Eight out of ten businesses that invest in the Internet of Things reported revenue growth in 2014. On average revenues grew by 16% as a result of their investment in the IoT, finds Tata Consultancy Services in a new research. According to managers the biggest barrier to implementation of the IoT is the prevalent business culture.
Tata Consultancy Services (TCS), one of the globe’s larger IT services firms, recently released a research report into the Internet of Things (IoT). The study, titled ‘Internet of Things: The Complete Reimaginative Force’, brings the effects of the IoT in a wide range of sectors into view and is based on input from nearly 800 managers worldwide.
The study shows that there is a correlation between the investment in IoT technologies and revenue growth – with 80% of businesses that invested in IoT seeing their revenues grow in 2014. On average their revenue grew by 16% in 2014, and nearly one in ten (9%) reported growth of more than 30% as a consequence of their investment in the IoT. The executives also continue to see the IoT as a growth market – 12% expect to invest more than $100 million in the IoT, and 3% of the companies even expect to invest a minimum of $1 billion in the technology. Compared to 2015 the respondents expect the average IoT budget to increase from $83 million to $103 million in 2018 – an increase of 20%.
IoT deployment by region
The research finds that North America and Europe are clearly the forerunners in the area of IoT, compared to the Asia-Pacific and Latin American regions. While there are regional differences, IoT technology is predominantly being deployed in the monitoring of products during transport in the supply chain (45%), and meeting customer needs through their use of mobile apps (47%). Around a quarter (26%) of companies use IoT technology in products by imbuing them with sensors that relay use and performance information back to the company.
In the Asia-Pacific region the technology is relatively often used to monitor industrial sites, such as, for example, shops and offices. 35% of the Asian businesses deploy the technology this way, considerably more than European and US companies, where less than a quarter use the technology.
Natarajan Chandrasekaran, CEO of TCS says: “The age of IoT is well underway. The question is, whether businesses are ready to realise the full potential of this technology. Our latest global trend study finds that leaders in using IoT technologies are using it to completely re-imagine their businesses by changing every aspect of operations, from business models and products to business processes and workplaces.”

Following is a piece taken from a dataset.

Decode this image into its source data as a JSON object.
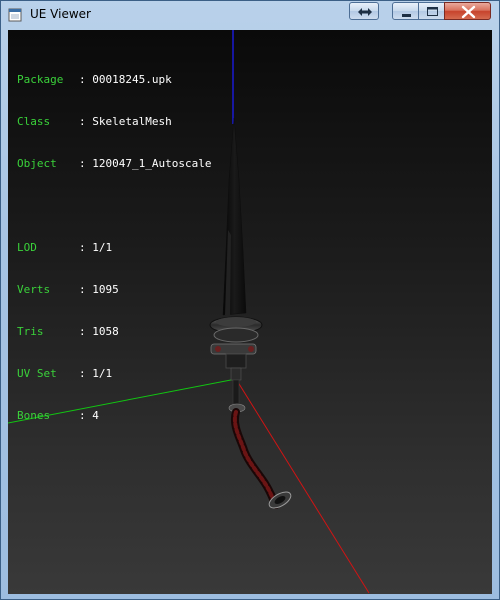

Results show that in 2015 North American and European organisations will continue to be large scale investors in the technology to keep their forerunning position. North American businesses are spending 0.45% of their income on IoT programmes, while European businesses are spending 0.4% of their income. In Europe this represents an expected average of $93.9 million per surveyed business, with French respondents averaging $138 million per business – $30+ million more than American business invest in their IoT programmes. In the Asia-Pacific region businesses are investing an average of 0.34% and in Latin America businesses are investing 0.23% of their income in IoT.
Manufacturing industry profits most
Respondents in the manufacturing industry reported the biggest revenue growth out of IoT. On average investment in IoT in this industry delivers revenue growth of 28.5%. Banks and financial service providers are another industry in which IoT investments bear considerable fruit – financial services seeing a revenue impact of 17.5%, followed by Media & Entertainment with an impact of 17.4%. The automotive industry sees the lowest income growth (9.9%) from IoT investment.
Despite encouraging figures around IoT investments and favourable prospects, the researchers also highlight that there are still significant barriers to be overcome within all sectors before the lofty promises of IoT can be fully realised. The multi-national respondents said that business culture remains one of the biggest stumbling blocks, because employees will be forced to start thinking differently about customers, products and processes. Convincing them of the merits of these new ways of thinking is the second biggest stumbling block, with leadership of the businesses needing to invest considerable time and resources into making IoT introductions a success. Finally, the technology itself is seen as a barrier, because much still needs to be developed and integrated within current businesses systems, while protection and privacy issues also still require considerable attention.
Chandrasekaran adds: “Now is the time for every leader in every industry to reimagine the possibilities for their businesses in a world of smart, connected things.”